The marshy ground between the town and Landsknechts is Type III terrain. The French camp is Type II terrain. The Wood is Type II + cover terrain. All other terrain is Type I and open.

There is only one special scenario rule. The French sequence deck contains two Scenario cards. If a Milano-Swiss unit is in, or is in contact with, the French camp when a Scenario card is turned the French lose D6 morale chips.

Thursday, 4 April 2013

Novara 1513 - Battle report

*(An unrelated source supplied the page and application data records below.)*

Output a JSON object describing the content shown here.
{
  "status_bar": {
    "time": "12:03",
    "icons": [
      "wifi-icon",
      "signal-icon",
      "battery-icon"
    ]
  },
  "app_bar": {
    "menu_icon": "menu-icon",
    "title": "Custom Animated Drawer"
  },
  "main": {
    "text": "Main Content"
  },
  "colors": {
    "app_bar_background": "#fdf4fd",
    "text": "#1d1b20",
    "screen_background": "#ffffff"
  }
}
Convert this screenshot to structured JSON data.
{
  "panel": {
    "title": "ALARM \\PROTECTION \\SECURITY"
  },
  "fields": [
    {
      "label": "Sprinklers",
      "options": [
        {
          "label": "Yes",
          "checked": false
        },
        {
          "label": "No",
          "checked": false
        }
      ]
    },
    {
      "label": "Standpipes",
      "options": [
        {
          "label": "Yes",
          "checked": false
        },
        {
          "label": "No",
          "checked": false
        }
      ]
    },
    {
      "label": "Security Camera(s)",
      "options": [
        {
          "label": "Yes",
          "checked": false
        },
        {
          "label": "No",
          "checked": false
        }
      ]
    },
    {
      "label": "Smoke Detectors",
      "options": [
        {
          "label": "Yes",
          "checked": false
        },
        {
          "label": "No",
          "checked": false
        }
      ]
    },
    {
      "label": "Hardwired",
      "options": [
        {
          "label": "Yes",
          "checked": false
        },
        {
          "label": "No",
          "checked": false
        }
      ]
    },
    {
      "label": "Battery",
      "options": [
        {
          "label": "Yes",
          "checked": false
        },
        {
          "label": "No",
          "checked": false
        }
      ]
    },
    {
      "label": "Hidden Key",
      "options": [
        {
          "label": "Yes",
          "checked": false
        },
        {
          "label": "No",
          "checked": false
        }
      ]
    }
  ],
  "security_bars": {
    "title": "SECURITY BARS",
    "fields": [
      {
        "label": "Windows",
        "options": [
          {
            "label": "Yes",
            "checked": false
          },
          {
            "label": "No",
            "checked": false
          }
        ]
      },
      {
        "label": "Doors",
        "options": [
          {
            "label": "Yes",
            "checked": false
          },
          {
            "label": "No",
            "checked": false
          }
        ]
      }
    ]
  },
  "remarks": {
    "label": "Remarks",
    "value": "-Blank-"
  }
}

Last night Peter J. (commanding the French) and Graham H. (Commanding the Milano-Swiss) fought it out at Novara. We used the forces and scenario notes detailed in the previous two posts. The battle was done and dusted from start to finish in the evenings play (just under 3 hours). It was a pretty close run thing and both players enjoyed the encounter (I don't think they were only being polite).

There need to be very few alterations to the scenario for next weeks re-fight, where Peter and Graham will switch sides. The main change, will be the reinstatement of the two French Army Characterisation Deck cards (20 more morale chips) and a change in the definition of the two Scenario cards. It was found, that the French needed a few more morale chips, and the diversionary attacks needed a focus - the French camp. Consequently, the next time we play, whenever the French player turns a Scenario card and there is a Milano-Swiss unit in the French camp, the French player will lose d6 morale chips.

I will try, in the course of the next week, write up the full scenario with historical background, OOBs, and scenario notes in a single post.

Until then, here is the report of last nights clash

Here they come! The Swiss diversionary frontal attack swiftly assault the Gascon and Navarrese infantry.
The Swiss main force pushes its skirmishers forward but, disordered by artillery, their pike square advances tardily.
The Milanese horse and Swiss diversionary attack against the French camp forces back the light troops defending it with ease.
The Swiss frontal attack develops quickly, the Gascons and Navarese are fighting well - much better than expected.
The French gendarmerie is still in Trecate having  breakfast (you can't rush your Wheetabix), arming, and getting their Planchets to pay off the local bed warmers.

At last, Wheetabix eaten, armed, and groins scratched, the Gendarmerie comes out to play.....
...and some of it wishes it hadn't bothered.
As Gascons, Navarese, and gendarmes decide to find lodgings elsewhere, the Swiss diversionary flank attack (in the background) is meeting stiff resistance....
...very stiff resistance - the Milanese horse and Swiss go down to repeated attack from French cavalry. The camp is saved!
Meanwhile, (that new unit of) Swiss halberdiers, having become isolated, launch a frontal attack out of desperation against the best France has to offer. The gendarmerie must have not been as ready as it looked - it was routed, then dragged from their horses and butchered in the streets of Trecate.

Note the French cavalry far to the rear, the battle is almost over and it has only just getting into battle order. It rolled sooooo many odd move dice that it hardly moved in the first turns!
Finally, having suffered horrendous casualties to fire from artillery and arquebus, the landsknechts and Swiss main force come to grips.
The French have been at zero morale chips for some time and the landsknechts are beaten in short order.

The battle is over. The French are beaten.